Exercise:
Your result should be the lines holding the word "未定义书签", copied from the entries below.

Input for this task:
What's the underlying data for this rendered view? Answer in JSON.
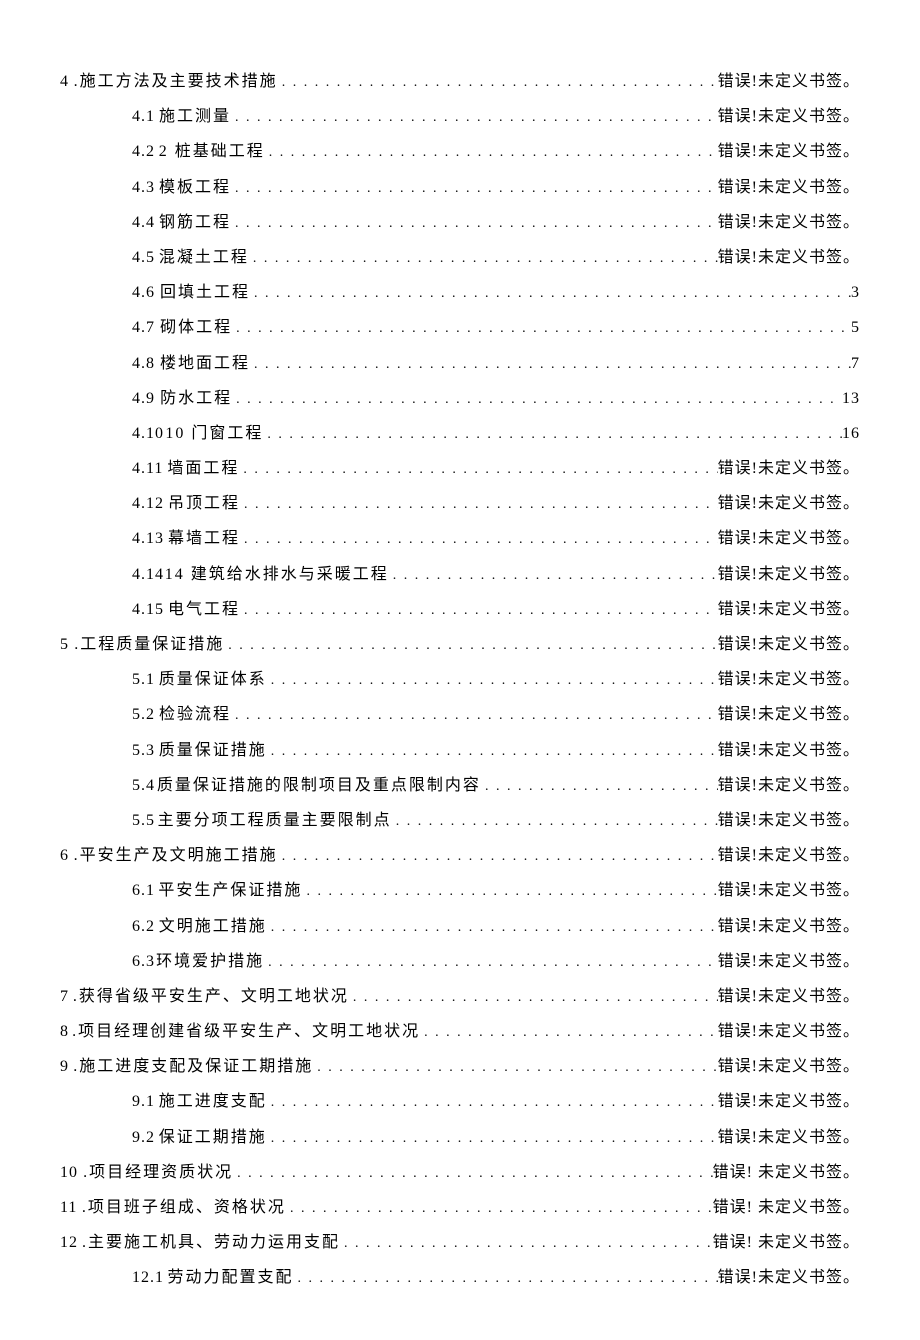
{
  "error_text": "错误!未定义书签。",
  "error_text_spaced": "错误! 未定义书签。",
  "entries": [
    {
      "indent": 0,
      "num": "4",
      "sep": "wide",
      "title": ".施工方法及主要技术措施",
      "page_key": "error_text"
    },
    {
      "indent": 1,
      "num": "4.1",
      "sep": "med",
      "title": "施工测量",
      "page_key": "error_text"
    },
    {
      "indent": 1,
      "num": "4.2",
      "sep": "med",
      "title": "2 桩基础工程",
      "page_key": "error_text"
    },
    {
      "indent": 1,
      "num": "4.3",
      "sep": "med",
      "title": "模板工程",
      "page_key": "error_text"
    },
    {
      "indent": 1,
      "num": "4.4",
      "sep": "med",
      "title": "钢筋工程",
      "page_key": "error_text"
    },
    {
      "indent": 1,
      "num": "4.5",
      "sep": "med",
      "title": "混凝土工程",
      "page_key": "error_text"
    },
    {
      "indent": 1,
      "num": "4.6",
      "sep": "med",
      "title": "回填土工程",
      "page": "3"
    },
    {
      "indent": 1,
      "num": "4.7",
      "sep": "med",
      "title": "砌体工程",
      "page": "5"
    },
    {
      "indent": 1,
      "num": "4.8",
      "sep": "med",
      "title": "楼地面工程",
      "page": "7"
    },
    {
      "indent": 1,
      "num": "4.9",
      "sep": "med",
      "title": "防水工程",
      "page": "13"
    },
    {
      "indent": 1,
      "num": "4.10",
      "sep": "none",
      "title": "10 门窗工程",
      "page": "16"
    },
    {
      "indent": 1,
      "num": "4.11",
      "sep": "med",
      "title": "墙面工程",
      "page_key": "error_text"
    },
    {
      "indent": 1,
      "num": "4.12",
      "sep": "med",
      "title": "吊顶工程",
      "page_key": "error_text"
    },
    {
      "indent": 1,
      "num": "4.13",
      "sep": "med",
      "title": "幕墙工程",
      "page_key": "error_text"
    },
    {
      "indent": 1,
      "num": "4.14",
      "sep": "none",
      "title": "14 建筑给水排水与采暖工程",
      "page_key": "error_text"
    },
    {
      "indent": 1,
      "num": "4.15",
      "sep": "med",
      "title": "电气工程",
      "page_key": "error_text"
    },
    {
      "indent": 0,
      "num": "5",
      "sep": "wide",
      "title": ".工程质量保证措施",
      "page_key": "error_text"
    },
    {
      "indent": 1,
      "num": "5.1",
      "sep": "med",
      "title": "质量保证体系",
      "page_key": "error_text"
    },
    {
      "indent": 1,
      "num": "5.2",
      "sep": "med",
      "title": "检验流程",
      "page_key": "error_text"
    },
    {
      "indent": 1,
      "num": "5.3",
      "sep": "med",
      "title": "质量保证措施",
      "page_key": "error_text"
    },
    {
      "indent": 1,
      "num": "5.4",
      "sep": "med",
      "title": "质量保证措施的限制项目及重点限制内容",
      "page_key": "error_text"
    },
    {
      "indent": 1,
      "num": "5.5",
      "sep": "med",
      "title": "主要分项工程质量主要限制点",
      "page_key": "error_text"
    },
    {
      "indent": 0,
      "num": "6",
      "sep": "wide",
      "title": ".平安生产及文明施工措施",
      "page_key": "error_text"
    },
    {
      "indent": 1,
      "num": "6.1",
      "sep": "med",
      "title": "平安生产保证措施",
      "page_key": "error_text"
    },
    {
      "indent": 1,
      "num": "6.2",
      "sep": "med",
      "title": "文明施工措施",
      "page_key": "error_text"
    },
    {
      "indent": 1,
      "num": "6.3",
      "sep": "none",
      "title": "环境爱护措施",
      "page_key": "error_text"
    },
    {
      "indent": 0,
      "num": "7",
      "sep": "wide",
      "title": ".获得省级平安生产、文明工地状况",
      "page_key": "error_text"
    },
    {
      "indent": 0,
      "num": "8",
      "sep": "wide",
      "title": ".项目经理创建省级平安生产、文明工地状况",
      "page_key": "error_text"
    },
    {
      "indent": 0,
      "num": "9",
      "sep": "wide",
      "title": ".施工进度支配及保证工期措施",
      "page_key": "error_text"
    },
    {
      "indent": 1,
      "num": "9.1",
      "sep": "med",
      "title": "施工进度支配",
      "page_key": "error_text"
    },
    {
      "indent": 1,
      "num": "9.2",
      "sep": "med",
      "title": "保证工期措施",
      "page_key": "error_text"
    },
    {
      "indent": 0,
      "num": "10",
      "sep": "wide",
      "title": ".项目经理资质状况",
      "page_key": "error_text_spaced"
    },
    {
      "indent": 0,
      "num": "11",
      "sep": "wide",
      "title": ".项目班子组成、资格状况",
      "page_key": "error_text_spaced"
    },
    {
      "indent": 0,
      "num": "12",
      "sep": "wide",
      "title": ".主要施工机具、劳动力运用支配",
      "page_key": "error_text_spaced"
    },
    {
      "indent": 1,
      "num": "12.1",
      "sep": "med",
      "title": "劳动力配置支配",
      "page_key": "error_text"
    }
  ]
}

The answer:
  "error_text": "错误!未定义书签。",
  "error_text_spaced": "错误! 未定义书签。",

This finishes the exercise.